| By Gerald Ondrey

Biogas plants play an important role in defossilization — anaerobic bacteria in these plants break down biomass to form biogas which, on average, comprises up to 60% methane and more than 40% CO2. While the biogas is used to generate electricity and heat in combined power-and-heating (CPH) units or can be upgraded to natural gas quality and fed into the natural gas network, the CO2 has not been utilized to date. Instead, it is typically released to the atmosphere. Now, as part of the ICOCAD projects, researchers from the Fraunhofer Institute for Microengineering and Microsystems (IMM, Mainz, Germany; are developing a way to convert CO2 into additional methane.

The underlying chemical reaction — the Sabatier process; CO2 + 4H2 → CH4 + 2H2O — was discovered more than a hundred years ago, but to date it has not been used for direct upgrading of biogas. This endothermic reaction requires a high temperature (around 400°C), which not only reduces the maximum CO2 conversion through thermodynamic equilibrium, but also favors the undesired competing reverse water-gas shift reaction. Also, sulfur compounds generated in the biogas plant can poison the catalyst.

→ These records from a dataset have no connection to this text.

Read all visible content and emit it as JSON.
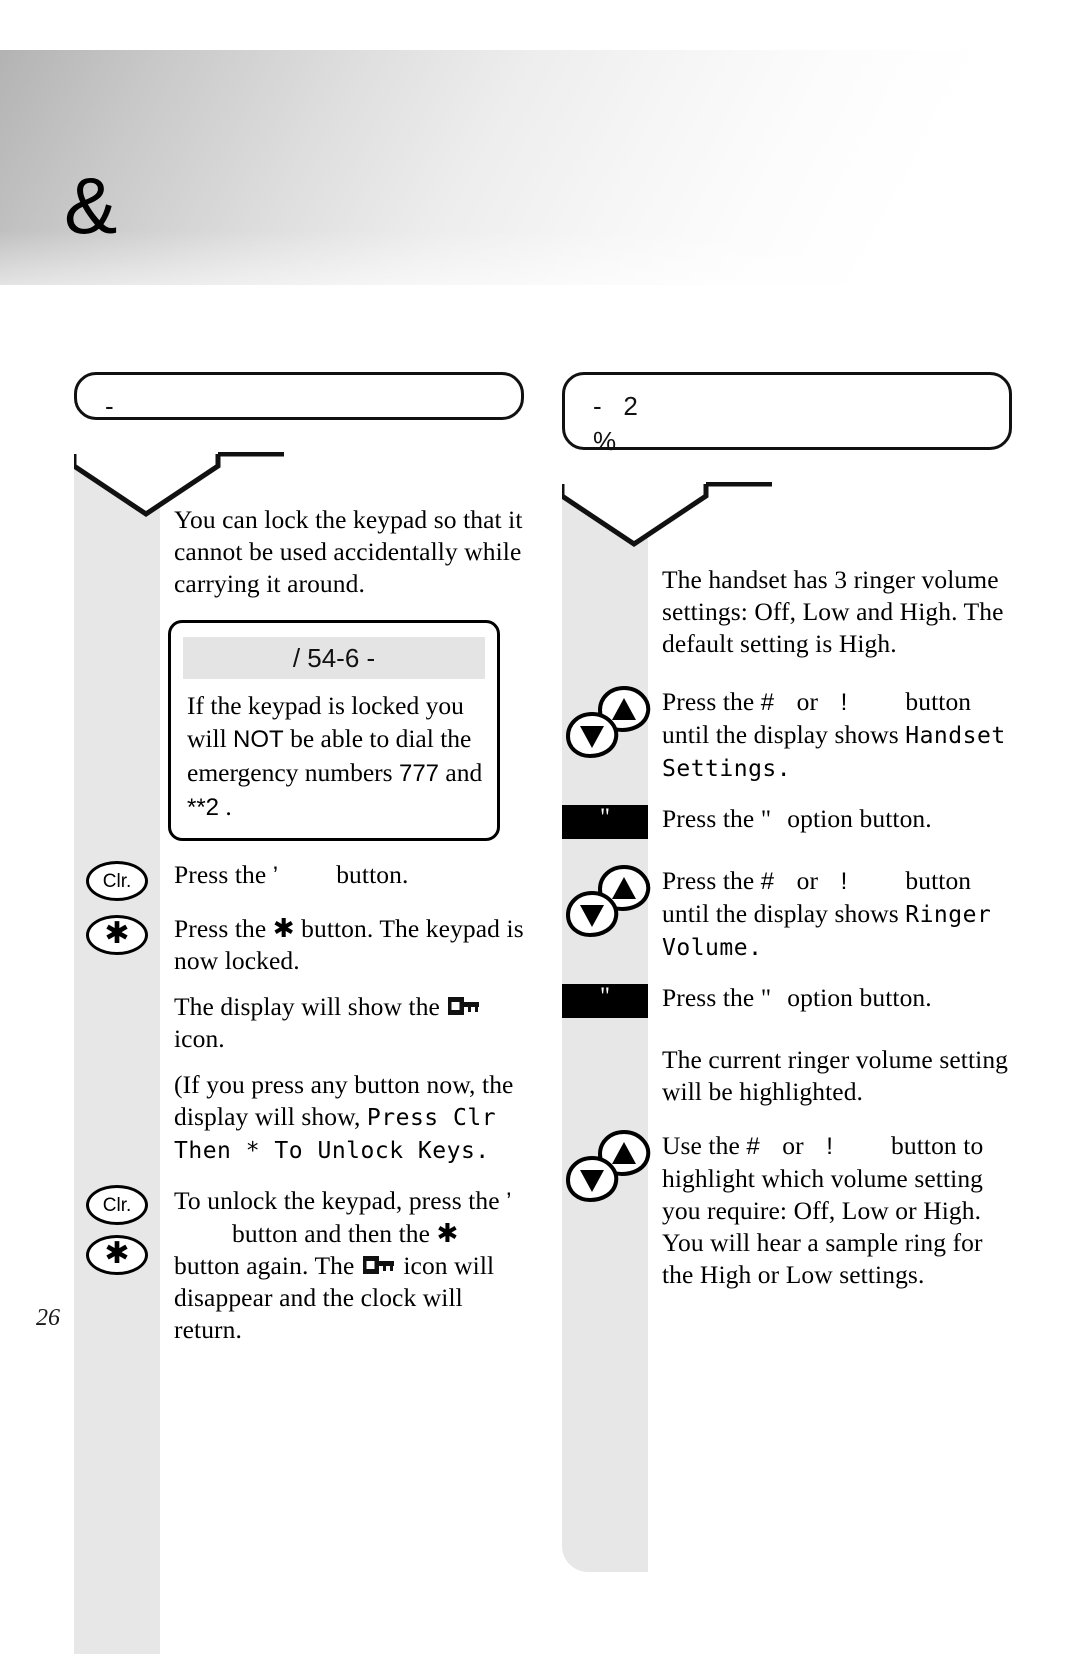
{
  "page": {
    "number": "26",
    "chapter_glyph": "&"
  },
  "left_column": {
    "header": {
      "title": "-"
    },
    "intro": "You can lock the keypad so that it cannot be used accidentally while carrying it around.",
    "warning": {
      "heading": "/ 54-6 -",
      "line1_a": "If the keypad is locked you will ",
      "line1_b": "NOT",
      "line1_c": " be able to dial the emergency numbers ",
      "line1_d": "777",
      "line1_e": " and ",
      "line1_f": "**2",
      "line1_g": " ."
    },
    "steps": [
      {
        "icon": "clr-button-icon",
        "icon_label": "Clr.",
        "text_a": "Press the ",
        "glyph": "’",
        "text_b": "button."
      },
      {
        "icon": "star-button-icon",
        "icon_label": "✱",
        "text_a": "Press the ",
        "glyph": "✱",
        "text_b": " button. The keypad is now locked."
      },
      {
        "icon": "none",
        "text_a": "The display will show the ",
        "glyph": "lock-icon",
        "text_b": " icon."
      },
      {
        "icon": "none",
        "text_a": "(If you press any button now, the display will show, ",
        "lcd": "Press Clr Then * To Unlock Keys."
      },
      {
        "icon": "clr-star-pair-icon",
        "icon_label_1": "Clr.",
        "icon_label_2": "✱",
        "text_a": "To unlock the keypad, press the ",
        "glyph1": "’",
        "text_b": "button and then the ",
        "glyph2": "✱",
        "text_c": " button again. The ",
        "glyph3": "lock-icon",
        "text_d": " icon will disappear and the clock will return."
      }
    ]
  },
  "right_column": {
    "header": {
      "line1": "-   2",
      "line2": "%"
    },
    "intro": "The handset has 3 ringer volume settings: Off, Low and High. The default setting is High.",
    "steps": [
      {
        "icon": "up-down-arrows-icon",
        "text_a": "Press the ",
        "glyph_up": "#",
        "text_or": " or ",
        "glyph_down": "!",
        "text_b": "button until the display shows ",
        "lcd": "Handset Settings",
        "text_c": "."
      },
      {
        "icon": "option-button-icon",
        "icon_label": "\"",
        "text_a": "Press the ",
        "glyph": "\"",
        "text_b": "option button."
      },
      {
        "icon": "up-down-arrows-icon",
        "text_a": "Press the ",
        "glyph_up": "#",
        "text_or": " or ",
        "glyph_down": "!",
        "text_b": "button until the display shows ",
        "lcd": "Ringer Volume",
        "text_c": "."
      },
      {
        "icon": "option-button-icon",
        "icon_label": "\"",
        "text_a": "Press the ",
        "glyph": "\"",
        "text_b": "option button."
      },
      {
        "icon": "none",
        "text_a": "The current ringer volume setting will be highlighted."
      },
      {
        "icon": "up-down-arrows-icon",
        "text_a": "Use the ",
        "glyph_up": "#",
        "text_or": " or ",
        "glyph_down": "!",
        "text_b": "button to highlight which volume setting you require: Off, Low or High. You will hear a sample ring for the High or Low settings."
      }
    ]
  },
  "colors": {
    "rail_grey": "#e7e7e7",
    "warn_head_grey": "#e4e4e4",
    "ink": "#000000"
  }
}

The goal of the ICOCAD I project was to improve the catalyst stability against small amounts (below 1 part per million (ppm)) of sulfur remaining after the sulfur-removal trap, as well as reducing other deactivation processes, such as coking and sintering. Nickel and ruthenium-based catalysts were studied, both in fixed-bed and microchannel reactors (photo). The selected catalyst achieved constant CO2 conversion and CH4 selectivity in long-term (1,000 h) durability tests. When exposed to H2S in the feed, the nickel-containing-catalyst formulation showed improved stability, as it served as a sulfur trap.

The plant concept consists of a two-step methanation with a first adiabatic reactor stage, followed by a plate heat-exchanged reactor with integrated cooling. Such a system achieved more than 97% CO 2 conversion. In the ICOCAD I project, a pilot plant was built that converts 1 m3/h of biogas into 1 m3/h of CH 4, using a 10-kW electrolyzer to supply the H2. In a follow-up project, ICOCAD II, the researchers are scaling this up by a factor of five, and plan to have this operating by 2023. Scaleup to 500-kW is envisioned by 2025, and to 2-MW by 2026.